(Dataset entries)

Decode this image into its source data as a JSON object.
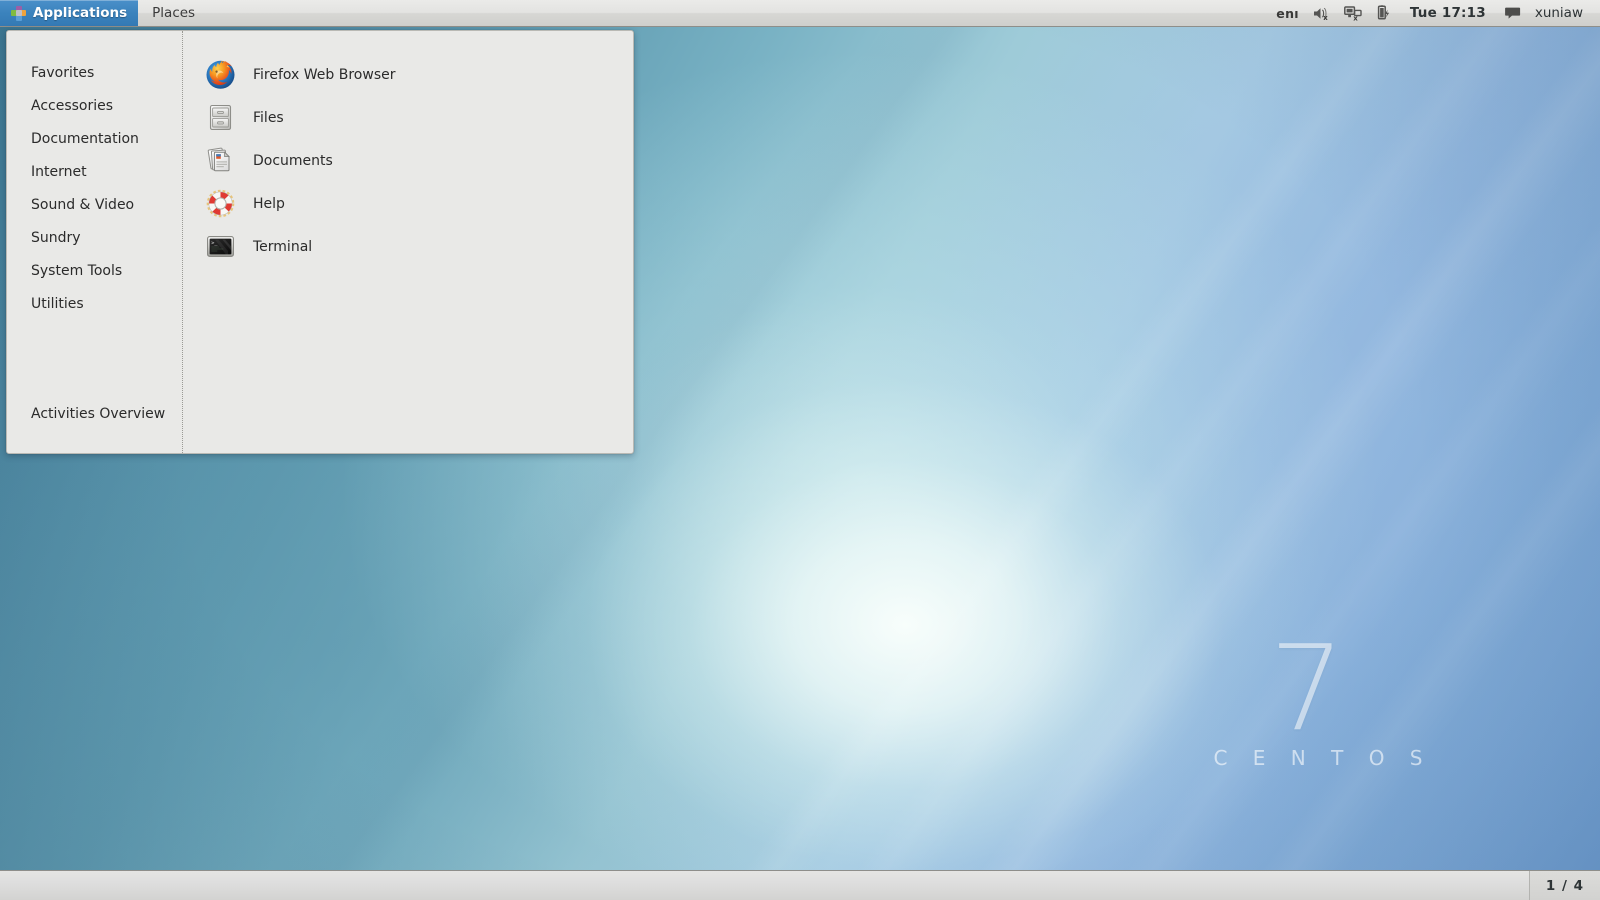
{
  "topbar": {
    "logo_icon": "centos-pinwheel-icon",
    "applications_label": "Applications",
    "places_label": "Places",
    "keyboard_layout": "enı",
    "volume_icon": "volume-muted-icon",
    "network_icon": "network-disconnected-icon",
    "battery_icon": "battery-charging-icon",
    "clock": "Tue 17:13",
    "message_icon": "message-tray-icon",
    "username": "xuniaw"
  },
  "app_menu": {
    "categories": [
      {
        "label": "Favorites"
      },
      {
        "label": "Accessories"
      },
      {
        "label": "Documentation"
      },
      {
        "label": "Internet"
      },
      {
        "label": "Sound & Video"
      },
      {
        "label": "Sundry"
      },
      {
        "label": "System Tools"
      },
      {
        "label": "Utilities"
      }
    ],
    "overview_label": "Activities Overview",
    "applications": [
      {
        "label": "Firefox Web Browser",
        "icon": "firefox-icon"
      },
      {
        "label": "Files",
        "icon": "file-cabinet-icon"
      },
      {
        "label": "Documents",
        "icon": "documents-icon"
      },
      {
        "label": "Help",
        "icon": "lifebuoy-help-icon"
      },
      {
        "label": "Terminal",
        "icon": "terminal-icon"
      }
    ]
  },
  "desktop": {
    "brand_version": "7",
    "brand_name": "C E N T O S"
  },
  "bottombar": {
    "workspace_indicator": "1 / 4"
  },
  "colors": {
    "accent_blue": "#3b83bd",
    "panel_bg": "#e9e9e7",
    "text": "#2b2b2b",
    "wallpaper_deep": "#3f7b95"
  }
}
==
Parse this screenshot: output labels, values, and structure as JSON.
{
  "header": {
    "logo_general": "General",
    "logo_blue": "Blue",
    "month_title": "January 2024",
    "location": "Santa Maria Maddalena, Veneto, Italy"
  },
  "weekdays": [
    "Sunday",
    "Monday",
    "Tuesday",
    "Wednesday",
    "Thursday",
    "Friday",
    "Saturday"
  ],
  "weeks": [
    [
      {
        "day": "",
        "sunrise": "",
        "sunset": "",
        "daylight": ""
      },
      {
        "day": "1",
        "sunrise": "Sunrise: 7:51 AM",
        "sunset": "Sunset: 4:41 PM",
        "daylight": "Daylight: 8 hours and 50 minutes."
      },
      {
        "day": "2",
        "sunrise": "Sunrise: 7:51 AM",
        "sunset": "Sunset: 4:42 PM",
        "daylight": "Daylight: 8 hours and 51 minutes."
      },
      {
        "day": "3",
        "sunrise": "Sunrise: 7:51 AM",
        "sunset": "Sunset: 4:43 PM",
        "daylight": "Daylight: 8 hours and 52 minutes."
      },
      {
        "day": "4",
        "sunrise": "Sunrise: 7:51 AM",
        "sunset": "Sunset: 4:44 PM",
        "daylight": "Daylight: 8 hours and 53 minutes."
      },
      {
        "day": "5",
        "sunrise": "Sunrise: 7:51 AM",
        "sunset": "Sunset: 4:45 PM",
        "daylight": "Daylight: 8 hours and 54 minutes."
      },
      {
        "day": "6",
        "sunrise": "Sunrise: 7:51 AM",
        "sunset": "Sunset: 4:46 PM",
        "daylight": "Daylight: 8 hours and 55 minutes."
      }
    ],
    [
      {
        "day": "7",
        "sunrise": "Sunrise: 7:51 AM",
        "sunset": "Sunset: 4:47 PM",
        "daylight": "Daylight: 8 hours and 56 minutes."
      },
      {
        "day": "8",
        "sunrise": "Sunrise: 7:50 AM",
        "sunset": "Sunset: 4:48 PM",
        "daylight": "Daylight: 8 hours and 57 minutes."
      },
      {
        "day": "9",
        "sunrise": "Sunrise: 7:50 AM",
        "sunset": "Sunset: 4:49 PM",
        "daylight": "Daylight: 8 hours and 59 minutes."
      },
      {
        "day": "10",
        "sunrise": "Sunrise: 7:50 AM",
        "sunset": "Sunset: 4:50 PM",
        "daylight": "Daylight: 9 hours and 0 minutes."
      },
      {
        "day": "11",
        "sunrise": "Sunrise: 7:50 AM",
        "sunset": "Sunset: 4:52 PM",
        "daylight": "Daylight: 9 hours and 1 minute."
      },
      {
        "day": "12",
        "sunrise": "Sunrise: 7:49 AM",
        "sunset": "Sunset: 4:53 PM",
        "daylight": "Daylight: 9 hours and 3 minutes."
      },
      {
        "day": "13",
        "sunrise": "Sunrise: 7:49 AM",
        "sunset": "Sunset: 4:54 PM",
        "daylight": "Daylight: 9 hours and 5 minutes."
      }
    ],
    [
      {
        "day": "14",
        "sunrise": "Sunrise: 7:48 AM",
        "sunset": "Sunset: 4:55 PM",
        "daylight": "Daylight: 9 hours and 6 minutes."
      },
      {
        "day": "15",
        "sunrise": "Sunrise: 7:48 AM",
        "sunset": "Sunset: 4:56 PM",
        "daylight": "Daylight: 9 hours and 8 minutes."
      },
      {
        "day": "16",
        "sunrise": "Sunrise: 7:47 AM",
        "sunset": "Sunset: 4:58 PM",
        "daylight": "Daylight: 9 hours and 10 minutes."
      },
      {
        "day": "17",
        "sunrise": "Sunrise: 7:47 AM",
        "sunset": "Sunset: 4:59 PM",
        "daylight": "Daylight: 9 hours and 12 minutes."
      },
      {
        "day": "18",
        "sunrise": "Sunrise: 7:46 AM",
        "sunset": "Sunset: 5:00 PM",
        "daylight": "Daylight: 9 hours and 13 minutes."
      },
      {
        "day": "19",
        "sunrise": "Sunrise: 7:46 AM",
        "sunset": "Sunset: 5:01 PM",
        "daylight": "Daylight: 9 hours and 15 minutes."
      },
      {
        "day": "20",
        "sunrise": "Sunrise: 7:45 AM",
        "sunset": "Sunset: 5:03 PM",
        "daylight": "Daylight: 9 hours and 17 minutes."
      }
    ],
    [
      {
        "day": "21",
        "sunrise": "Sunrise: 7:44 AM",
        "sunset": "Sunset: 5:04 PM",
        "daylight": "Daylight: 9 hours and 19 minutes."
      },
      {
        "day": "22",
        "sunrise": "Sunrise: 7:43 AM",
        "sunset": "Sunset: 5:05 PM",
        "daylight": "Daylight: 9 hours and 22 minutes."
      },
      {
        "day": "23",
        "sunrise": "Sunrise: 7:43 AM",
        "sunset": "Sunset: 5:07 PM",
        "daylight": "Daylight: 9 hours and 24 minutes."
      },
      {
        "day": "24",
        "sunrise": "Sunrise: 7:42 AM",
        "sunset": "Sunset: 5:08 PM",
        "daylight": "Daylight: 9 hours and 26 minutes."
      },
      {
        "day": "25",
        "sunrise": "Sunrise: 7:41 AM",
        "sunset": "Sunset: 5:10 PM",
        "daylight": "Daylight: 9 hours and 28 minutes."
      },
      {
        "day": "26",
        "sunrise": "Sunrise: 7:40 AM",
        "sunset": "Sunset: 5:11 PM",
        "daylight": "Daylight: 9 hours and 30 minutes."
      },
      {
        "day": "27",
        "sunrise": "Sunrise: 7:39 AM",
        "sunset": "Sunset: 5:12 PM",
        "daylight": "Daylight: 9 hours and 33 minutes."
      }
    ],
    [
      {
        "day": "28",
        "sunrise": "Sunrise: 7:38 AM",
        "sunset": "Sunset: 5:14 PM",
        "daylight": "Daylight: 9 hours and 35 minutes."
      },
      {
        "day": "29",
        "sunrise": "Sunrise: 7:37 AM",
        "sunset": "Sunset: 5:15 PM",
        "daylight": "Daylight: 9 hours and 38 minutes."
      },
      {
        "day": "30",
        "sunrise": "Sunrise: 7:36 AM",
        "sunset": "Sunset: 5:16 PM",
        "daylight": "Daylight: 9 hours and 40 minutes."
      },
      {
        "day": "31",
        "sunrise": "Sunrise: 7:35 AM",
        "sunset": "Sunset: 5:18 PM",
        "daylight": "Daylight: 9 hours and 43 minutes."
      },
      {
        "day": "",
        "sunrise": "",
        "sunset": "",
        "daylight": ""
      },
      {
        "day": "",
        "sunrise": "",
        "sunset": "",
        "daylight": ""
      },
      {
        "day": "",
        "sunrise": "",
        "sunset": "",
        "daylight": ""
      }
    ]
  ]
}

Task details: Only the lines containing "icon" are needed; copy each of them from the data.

Completed exercise:
    "logo_icon": "centos-pinwheel-icon",
    "volume_icon": "volume-muted-icon",
    "network_icon": "network-disconnected-icon",
    "battery_icon": "battery-charging-icon",
    "message_icon": "message-tray-icon",
        "icon": "firefox-icon"
        "icon": "file-cabinet-icon"
        "icon": "documents-icon"
        "icon": "lifebuoy-help-icon"
        "icon": "terminal-icon"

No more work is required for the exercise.